### WHAT THIS TASK INVOLVES
The word "organization" occurs in some lines of the data. Return each such line.

[DATA EXCERPTS]

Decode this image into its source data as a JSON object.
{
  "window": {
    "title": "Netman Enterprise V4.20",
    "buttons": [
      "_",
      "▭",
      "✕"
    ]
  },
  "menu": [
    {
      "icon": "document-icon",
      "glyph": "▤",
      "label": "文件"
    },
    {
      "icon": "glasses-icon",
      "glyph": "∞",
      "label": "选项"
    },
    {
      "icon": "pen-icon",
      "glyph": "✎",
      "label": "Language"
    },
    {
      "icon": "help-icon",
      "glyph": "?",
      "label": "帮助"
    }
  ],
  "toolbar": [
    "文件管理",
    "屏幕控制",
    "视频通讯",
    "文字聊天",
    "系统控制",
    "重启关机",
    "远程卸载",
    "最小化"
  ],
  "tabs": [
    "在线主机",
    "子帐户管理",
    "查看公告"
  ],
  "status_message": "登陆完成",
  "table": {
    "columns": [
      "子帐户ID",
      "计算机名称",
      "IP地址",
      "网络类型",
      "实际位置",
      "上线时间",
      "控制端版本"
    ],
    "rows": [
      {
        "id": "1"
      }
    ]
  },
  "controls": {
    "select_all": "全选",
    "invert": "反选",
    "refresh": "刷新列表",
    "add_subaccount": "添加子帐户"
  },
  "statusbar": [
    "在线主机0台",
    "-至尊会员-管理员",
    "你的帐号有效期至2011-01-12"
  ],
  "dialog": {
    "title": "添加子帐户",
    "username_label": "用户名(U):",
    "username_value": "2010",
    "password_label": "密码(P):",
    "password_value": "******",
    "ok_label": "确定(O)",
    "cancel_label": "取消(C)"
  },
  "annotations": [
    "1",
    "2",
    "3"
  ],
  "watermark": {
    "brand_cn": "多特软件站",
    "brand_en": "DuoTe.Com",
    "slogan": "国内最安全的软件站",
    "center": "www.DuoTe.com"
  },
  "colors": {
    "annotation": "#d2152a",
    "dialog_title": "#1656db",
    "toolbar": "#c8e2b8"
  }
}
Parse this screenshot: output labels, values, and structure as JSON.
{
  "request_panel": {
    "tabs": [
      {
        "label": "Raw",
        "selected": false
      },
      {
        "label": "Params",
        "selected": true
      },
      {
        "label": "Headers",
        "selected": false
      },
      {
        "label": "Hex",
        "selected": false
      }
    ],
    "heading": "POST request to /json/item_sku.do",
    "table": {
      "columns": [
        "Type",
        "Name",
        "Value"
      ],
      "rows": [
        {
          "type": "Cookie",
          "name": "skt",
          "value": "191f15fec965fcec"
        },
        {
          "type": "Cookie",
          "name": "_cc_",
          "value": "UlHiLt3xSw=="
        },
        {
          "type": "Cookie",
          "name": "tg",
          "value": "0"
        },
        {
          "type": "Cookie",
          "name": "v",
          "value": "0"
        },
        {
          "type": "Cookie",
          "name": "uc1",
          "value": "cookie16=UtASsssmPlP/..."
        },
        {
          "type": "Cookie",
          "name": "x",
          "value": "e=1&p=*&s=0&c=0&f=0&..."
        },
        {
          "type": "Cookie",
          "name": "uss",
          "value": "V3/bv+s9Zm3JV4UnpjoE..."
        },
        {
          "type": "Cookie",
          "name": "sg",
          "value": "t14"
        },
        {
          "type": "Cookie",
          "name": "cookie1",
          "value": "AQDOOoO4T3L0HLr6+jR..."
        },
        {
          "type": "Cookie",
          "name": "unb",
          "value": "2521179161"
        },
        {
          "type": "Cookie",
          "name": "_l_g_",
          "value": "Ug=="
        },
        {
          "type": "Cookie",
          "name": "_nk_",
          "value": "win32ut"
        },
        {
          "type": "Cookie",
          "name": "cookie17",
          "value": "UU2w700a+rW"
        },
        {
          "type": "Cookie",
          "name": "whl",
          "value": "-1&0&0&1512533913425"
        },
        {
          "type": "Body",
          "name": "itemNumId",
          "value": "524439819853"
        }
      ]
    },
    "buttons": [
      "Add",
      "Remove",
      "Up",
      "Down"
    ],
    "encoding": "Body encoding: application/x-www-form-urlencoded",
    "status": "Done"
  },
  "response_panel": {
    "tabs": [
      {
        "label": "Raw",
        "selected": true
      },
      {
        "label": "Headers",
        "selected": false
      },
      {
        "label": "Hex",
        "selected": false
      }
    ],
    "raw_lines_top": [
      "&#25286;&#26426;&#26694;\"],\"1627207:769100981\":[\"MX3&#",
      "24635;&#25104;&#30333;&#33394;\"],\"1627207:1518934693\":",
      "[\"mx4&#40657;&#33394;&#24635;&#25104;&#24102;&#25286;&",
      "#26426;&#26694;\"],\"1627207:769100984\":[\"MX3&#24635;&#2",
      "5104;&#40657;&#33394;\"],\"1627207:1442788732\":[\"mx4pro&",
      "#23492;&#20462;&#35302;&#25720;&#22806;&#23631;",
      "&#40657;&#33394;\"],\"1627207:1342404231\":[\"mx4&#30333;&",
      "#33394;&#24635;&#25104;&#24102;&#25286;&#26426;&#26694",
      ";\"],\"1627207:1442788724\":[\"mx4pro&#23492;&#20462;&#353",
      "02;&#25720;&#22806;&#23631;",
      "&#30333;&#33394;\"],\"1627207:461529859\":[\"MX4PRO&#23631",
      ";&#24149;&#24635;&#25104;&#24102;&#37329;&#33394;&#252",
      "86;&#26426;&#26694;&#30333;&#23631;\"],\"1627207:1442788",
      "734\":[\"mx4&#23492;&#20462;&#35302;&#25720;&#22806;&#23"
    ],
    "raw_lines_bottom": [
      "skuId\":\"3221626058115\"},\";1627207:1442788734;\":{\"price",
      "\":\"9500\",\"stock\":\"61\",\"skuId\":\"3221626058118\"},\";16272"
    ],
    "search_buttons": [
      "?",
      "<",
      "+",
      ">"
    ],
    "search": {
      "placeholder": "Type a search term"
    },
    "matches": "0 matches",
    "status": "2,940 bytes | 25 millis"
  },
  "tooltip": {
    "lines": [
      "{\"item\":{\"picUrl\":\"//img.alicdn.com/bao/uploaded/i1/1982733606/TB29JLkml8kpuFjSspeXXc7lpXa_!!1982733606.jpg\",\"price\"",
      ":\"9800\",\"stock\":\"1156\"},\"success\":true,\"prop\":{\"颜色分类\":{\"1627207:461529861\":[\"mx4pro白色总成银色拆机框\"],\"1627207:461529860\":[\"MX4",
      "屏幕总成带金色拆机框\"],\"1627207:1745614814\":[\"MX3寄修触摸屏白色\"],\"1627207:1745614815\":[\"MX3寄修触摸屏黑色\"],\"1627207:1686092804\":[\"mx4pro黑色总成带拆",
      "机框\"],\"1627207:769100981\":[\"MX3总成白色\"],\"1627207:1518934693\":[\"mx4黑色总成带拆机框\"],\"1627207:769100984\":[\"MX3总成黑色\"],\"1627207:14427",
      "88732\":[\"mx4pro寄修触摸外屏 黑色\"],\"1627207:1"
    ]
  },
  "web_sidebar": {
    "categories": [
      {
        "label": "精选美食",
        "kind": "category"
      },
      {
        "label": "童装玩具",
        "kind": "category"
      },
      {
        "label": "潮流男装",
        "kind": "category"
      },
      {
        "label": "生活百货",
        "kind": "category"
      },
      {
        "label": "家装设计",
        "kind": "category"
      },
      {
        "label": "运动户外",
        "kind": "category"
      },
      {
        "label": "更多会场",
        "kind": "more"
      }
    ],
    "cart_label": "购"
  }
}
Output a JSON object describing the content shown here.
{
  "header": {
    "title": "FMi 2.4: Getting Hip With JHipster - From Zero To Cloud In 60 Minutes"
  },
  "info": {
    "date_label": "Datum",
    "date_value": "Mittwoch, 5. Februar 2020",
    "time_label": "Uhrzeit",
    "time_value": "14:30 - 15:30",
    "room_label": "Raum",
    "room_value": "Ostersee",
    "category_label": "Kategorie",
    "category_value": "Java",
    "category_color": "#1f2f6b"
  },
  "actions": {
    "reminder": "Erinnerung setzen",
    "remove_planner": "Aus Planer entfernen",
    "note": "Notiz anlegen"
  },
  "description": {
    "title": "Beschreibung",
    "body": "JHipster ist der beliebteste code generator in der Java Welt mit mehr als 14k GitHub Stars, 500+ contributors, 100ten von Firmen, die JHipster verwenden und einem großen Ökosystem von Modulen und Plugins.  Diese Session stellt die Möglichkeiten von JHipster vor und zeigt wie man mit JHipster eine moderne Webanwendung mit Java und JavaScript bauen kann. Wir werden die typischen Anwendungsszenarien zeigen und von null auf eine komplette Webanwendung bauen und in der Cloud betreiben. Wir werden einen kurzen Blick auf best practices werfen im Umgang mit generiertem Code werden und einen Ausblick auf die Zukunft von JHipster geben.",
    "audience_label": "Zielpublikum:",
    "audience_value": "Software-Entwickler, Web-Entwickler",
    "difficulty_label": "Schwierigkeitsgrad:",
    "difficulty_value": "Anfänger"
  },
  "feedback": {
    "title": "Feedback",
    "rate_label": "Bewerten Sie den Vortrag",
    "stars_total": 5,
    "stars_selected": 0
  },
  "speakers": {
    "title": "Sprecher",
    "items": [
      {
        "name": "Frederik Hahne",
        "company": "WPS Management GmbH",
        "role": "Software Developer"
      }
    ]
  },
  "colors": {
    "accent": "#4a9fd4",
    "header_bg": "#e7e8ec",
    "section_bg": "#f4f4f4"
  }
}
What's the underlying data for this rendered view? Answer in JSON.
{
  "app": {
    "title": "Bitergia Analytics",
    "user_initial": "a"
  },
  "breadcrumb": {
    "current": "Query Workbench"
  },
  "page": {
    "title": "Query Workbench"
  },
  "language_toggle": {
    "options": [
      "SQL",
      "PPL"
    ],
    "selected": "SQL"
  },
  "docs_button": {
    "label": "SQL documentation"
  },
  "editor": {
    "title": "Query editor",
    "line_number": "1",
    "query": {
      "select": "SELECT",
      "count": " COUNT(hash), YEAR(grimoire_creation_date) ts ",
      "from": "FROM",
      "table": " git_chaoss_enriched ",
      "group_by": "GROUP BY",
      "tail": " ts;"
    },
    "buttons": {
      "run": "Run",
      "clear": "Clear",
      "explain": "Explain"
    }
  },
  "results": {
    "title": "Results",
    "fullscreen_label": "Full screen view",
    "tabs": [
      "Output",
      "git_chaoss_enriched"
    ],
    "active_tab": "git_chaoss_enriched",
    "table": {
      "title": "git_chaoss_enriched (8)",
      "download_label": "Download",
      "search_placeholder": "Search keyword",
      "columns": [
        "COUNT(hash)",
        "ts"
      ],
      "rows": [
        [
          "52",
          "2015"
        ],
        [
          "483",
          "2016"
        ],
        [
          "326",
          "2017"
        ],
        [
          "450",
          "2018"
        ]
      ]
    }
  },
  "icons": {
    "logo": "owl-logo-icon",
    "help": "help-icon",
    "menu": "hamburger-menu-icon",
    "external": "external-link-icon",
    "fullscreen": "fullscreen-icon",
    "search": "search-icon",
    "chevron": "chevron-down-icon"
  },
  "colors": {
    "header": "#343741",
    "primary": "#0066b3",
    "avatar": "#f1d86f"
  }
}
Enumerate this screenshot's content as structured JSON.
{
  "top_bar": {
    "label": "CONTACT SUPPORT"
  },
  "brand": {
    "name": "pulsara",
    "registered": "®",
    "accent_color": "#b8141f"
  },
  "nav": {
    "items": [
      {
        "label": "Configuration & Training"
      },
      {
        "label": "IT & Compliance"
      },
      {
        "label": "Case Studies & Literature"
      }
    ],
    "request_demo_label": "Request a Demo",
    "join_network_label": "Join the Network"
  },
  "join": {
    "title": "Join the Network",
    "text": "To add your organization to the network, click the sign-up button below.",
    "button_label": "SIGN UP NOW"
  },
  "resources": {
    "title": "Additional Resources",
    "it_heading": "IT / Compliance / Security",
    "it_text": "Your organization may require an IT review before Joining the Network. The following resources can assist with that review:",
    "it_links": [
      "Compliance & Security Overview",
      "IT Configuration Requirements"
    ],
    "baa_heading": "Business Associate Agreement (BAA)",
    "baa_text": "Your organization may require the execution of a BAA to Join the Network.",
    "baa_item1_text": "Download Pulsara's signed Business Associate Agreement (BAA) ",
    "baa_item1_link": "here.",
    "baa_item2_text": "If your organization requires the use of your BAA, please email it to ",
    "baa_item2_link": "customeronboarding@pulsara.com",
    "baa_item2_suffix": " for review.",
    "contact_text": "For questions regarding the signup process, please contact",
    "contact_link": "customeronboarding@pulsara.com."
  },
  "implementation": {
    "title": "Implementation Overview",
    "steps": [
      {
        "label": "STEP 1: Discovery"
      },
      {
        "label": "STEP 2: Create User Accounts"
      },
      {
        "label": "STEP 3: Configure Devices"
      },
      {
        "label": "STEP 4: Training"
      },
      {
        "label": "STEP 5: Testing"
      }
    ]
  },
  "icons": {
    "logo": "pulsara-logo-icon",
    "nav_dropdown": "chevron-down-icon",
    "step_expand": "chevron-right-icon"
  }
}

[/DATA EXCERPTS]

### RESULT FOR THIS EXERCISE
    "text": "To add your organization to the network, click the sign-up button below.",
    "it_text": "Your organization may require an IT review before Joining the Network. The following resources can assist with that review:",
    "baa_text": "Your organization may require the execution of a BAA to Join the Network.",
    "baa_item2_text": "If your organization requires the use of your BAA, please email it to ",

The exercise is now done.